• _Dataset rows for apps and sites_:
_ _ _ _ _

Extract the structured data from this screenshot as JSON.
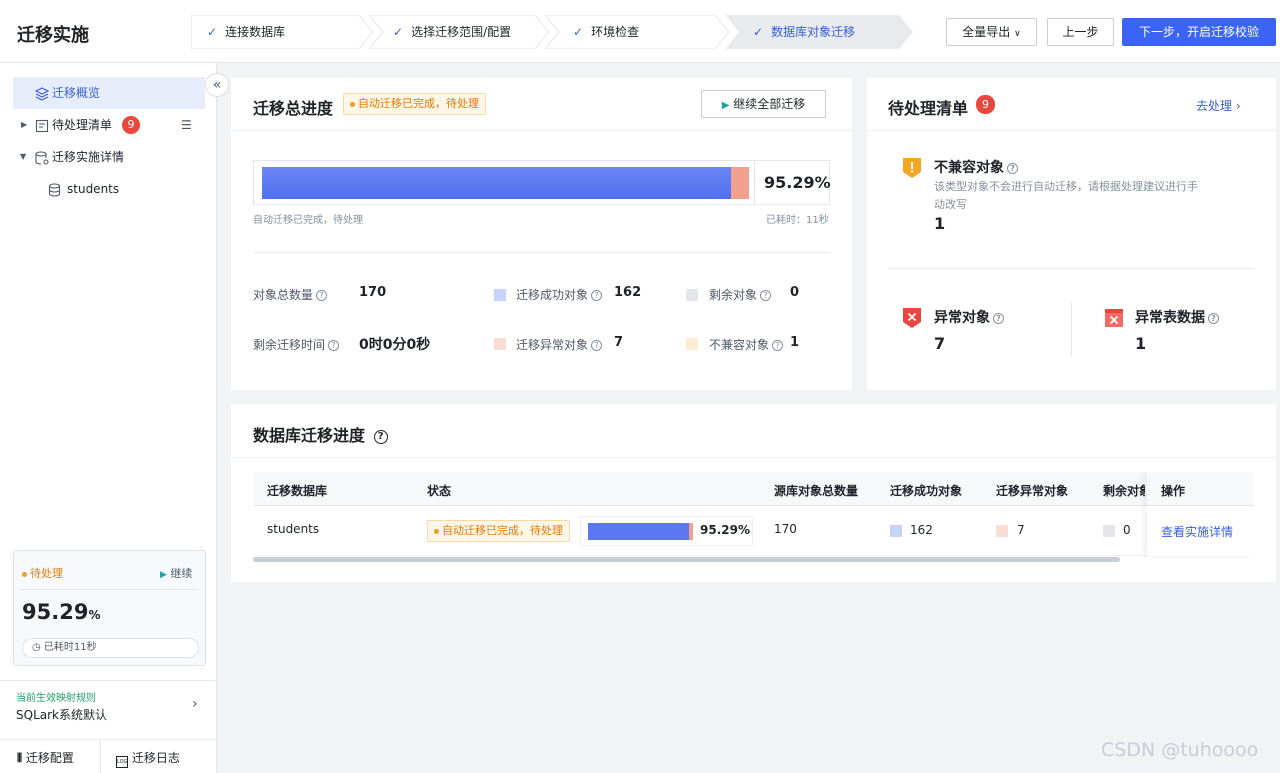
{
  "header": {
    "title": "迁移实施",
    "steps": [
      {
        "label": "连接数据库"
      },
      {
        "label": "选择迁移范围/配置"
      },
      {
        "label": "环境检查"
      },
      {
        "label": "数据库对象迁移"
      }
    ],
    "export_label": "全量导出",
    "prev_label": "上一步",
    "next_label": "下一步，开启迁移校验"
  },
  "sidebar": {
    "overview": "迁移概览",
    "pending": "待处理清单",
    "pending_count": "9",
    "details": "迁移实施详情",
    "db": "students",
    "status_card": {
      "status": "待处理",
      "continue": "继续",
      "percent": "95.29",
      "percent_unit": "%",
      "elapsed": "已耗时11秒"
    },
    "rule_label": "当前生效映射规则",
    "rule_value": "SQLark系统默认",
    "config": "迁移配置",
    "log": "迁移日志"
  },
  "progress": {
    "title": "迁移总进度",
    "tag": "自动迁移已完成，待处理",
    "continue_all": "继续全部迁移",
    "percent_text": "95.29%",
    "success_fraction": 0.9529,
    "error_fraction": 0.0412,
    "status_text": "自动迁移已完成，待处理",
    "elapsed": "已耗时：11秒",
    "stats": {
      "total_label": "对象总数量",
      "total": "170",
      "success_label": "迁移成功对象",
      "success": "162",
      "remain_label": "剩余对象",
      "remain": "0",
      "time_label": "剩余迁移时间",
      "time": "0时0分0秒",
      "error_label": "迁移异常对象",
      "error": "7",
      "incompat_label": "不兼容对象",
      "incompat": "1"
    }
  },
  "todo": {
    "title": "待处理清单",
    "count": "9",
    "link": "去处理",
    "incompat_title": "不兼容对象",
    "incompat_desc_1": "该类型对象不会进行自动迁移，请根据处理建议进行手",
    "incompat_desc_2": "动改写",
    "incompat_count": "1",
    "error_title": "异常对象",
    "error_count": "7",
    "table_error_title": "异常表数据",
    "table_error_count": "1"
  },
  "dbprogress": {
    "title": "数据库迁移进度",
    "columns": [
      "迁移数据库",
      "状态",
      "源库对象总数量",
      "迁移成功对象",
      "迁移异常对象",
      "剩余对象",
      "操作"
    ],
    "row": {
      "db": "students",
      "status": "自动迁移已完成，待处理",
      "percent": "95.29%",
      "total": "170",
      "success": "162",
      "error": "7",
      "remain": "0",
      "action": "查看实施详情"
    }
  },
  "watermark": "CSDN @tuhoooo"
}
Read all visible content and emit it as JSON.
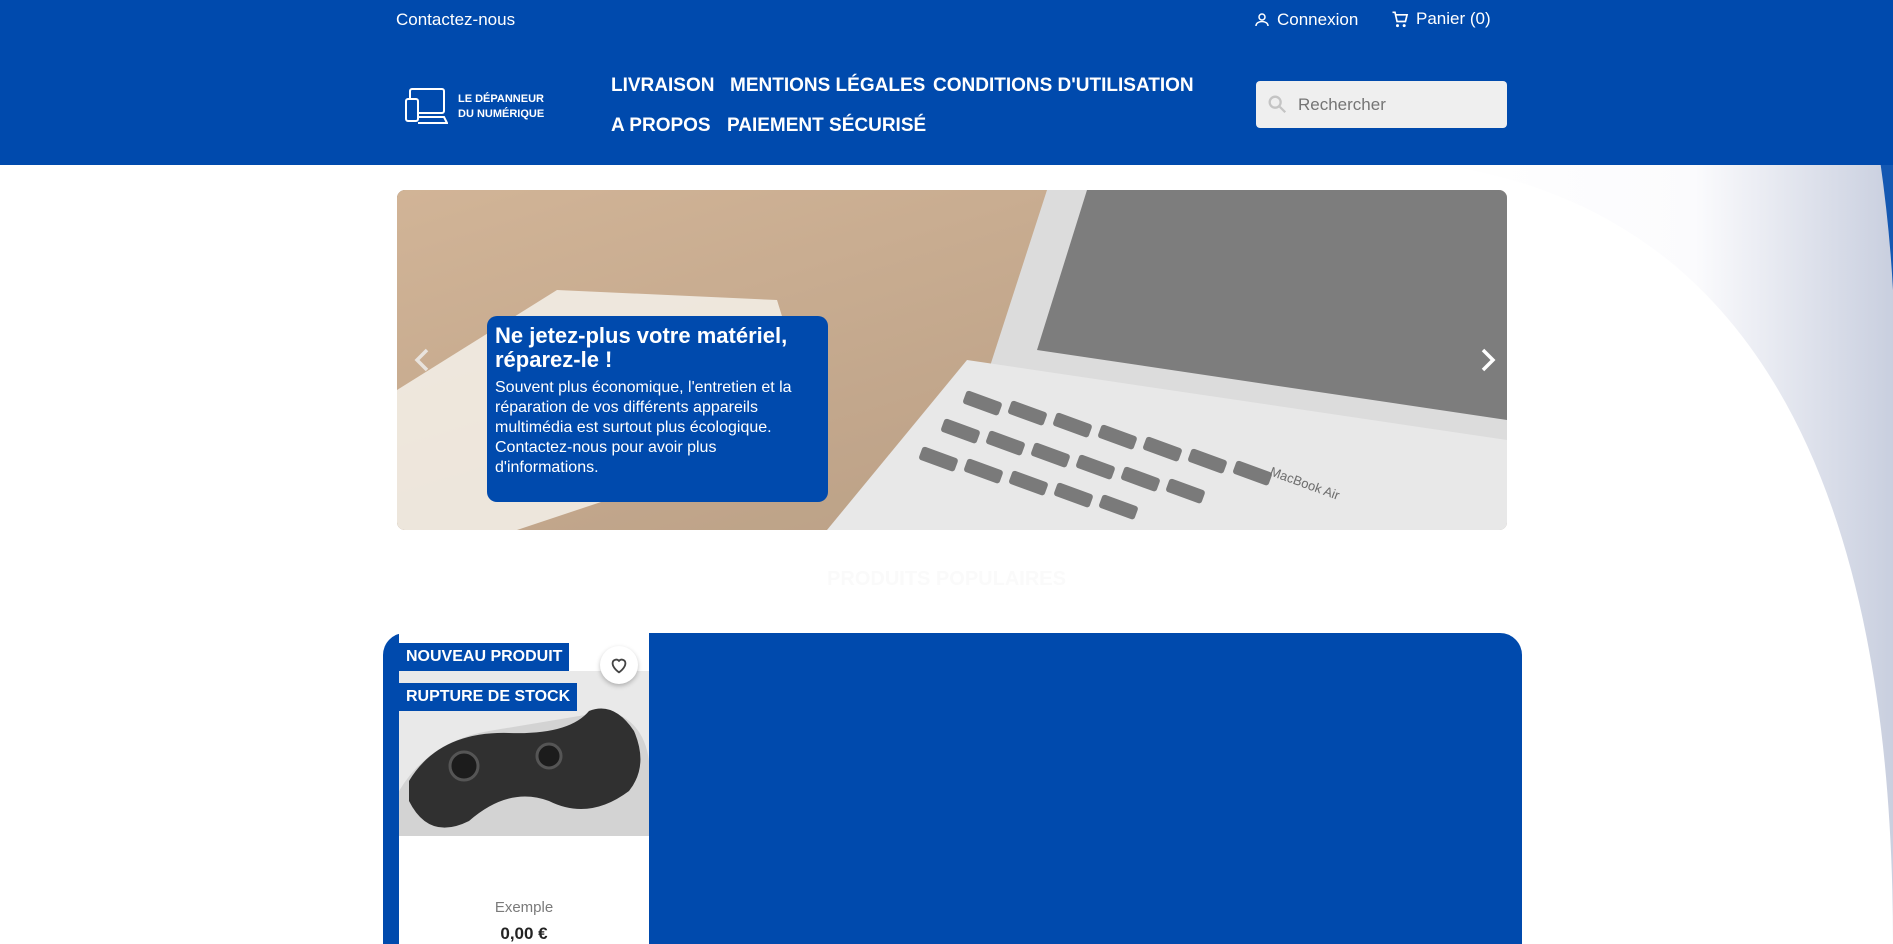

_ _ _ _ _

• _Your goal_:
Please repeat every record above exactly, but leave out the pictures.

• _Exercise solution_:
Extract the structured data from this screenshot as JSON.
{
  "header": {
    "title": "迁移实施",
    "steps": [
      {
        "label": "连接数据库"
      },
      {
        "label": "选择迁移范围/配置"
      },
      {
        "label": "环境检查"
      },
      {
        "label": "数据库对象迁移"
      }
    ],
    "export_label": "全量导出",
    "prev_label": "上一步",
    "next_label": "下一步，开启迁移校验"
  },
  "sidebar": {
    "overview": "迁移概览",
    "pending": "待处理清单",
    "pending_count": "9",
    "details": "迁移实施详情",
    "db": "students",
    "status_card": {
      "status": "待处理",
      "continue": "继续",
      "percent": "95.29",
      "percent_unit": "%",
      "elapsed": "已耗时11秒"
    },
    "rule_label": "当前生效映射规则",
    "rule_value": "SQLark系统默认",
    "config": "迁移配置",
    "log": "迁移日志"
  },
  "progress": {
    "title": "迁移总进度",
    "tag": "自动迁移已完成，待处理",
    "continue_all": "继续全部迁移",
    "percent_text": "95.29%",
    "success_fraction": 0.9529,
    "error_fraction": 0.0412,
    "status_text": "自动迁移已完成，待处理",
    "elapsed": "已耗时：11秒",
    "stats": {
      "total_label": "对象总数量",
      "total": "170",
      "success_label": "迁移成功对象",
      "success": "162",
      "remain_label": "剩余对象",
      "remain": "0",
      "time_label": "剩余迁移时间",
      "time": "0时0分0秒",
      "error_label": "迁移异常对象",
      "error": "7",
      "incompat_label": "不兼容对象",
      "incompat": "1"
    }
  },
  "todo": {
    "title": "待处理清单",
    "count": "9",
    "link": "去处理",
    "incompat_title": "不兼容对象",
    "incompat_desc_1": "该类型对象不会进行自动迁移，请根据处理建议进行手",
    "incompat_desc_2": "动改写",
    "incompat_count": "1",
    "error_title": "异常对象",
    "error_count": "7",
    "table_error_title": "异常表数据",
    "table_error_count": "1"
  },
  "dbprogress": {
    "title": "数据库迁移进度",
    "columns": [
      "迁移数据库",
      "状态",
      "源库对象总数量",
      "迁移成功对象",
      "迁移异常对象",
      "剩余对象",
      "操作"
    ],
    "row": {
      "db": "students",
      "status": "自动迁移已完成，待处理",
      "percent": "95.29%",
      "total": "170",
      "success": "162",
      "error": "7",
      "remain": "0",
      "action": "查看实施详情"
    }
  },
  "watermark": "CSDN @tuhoooo"
}
Read all visible content and emit it as JSON.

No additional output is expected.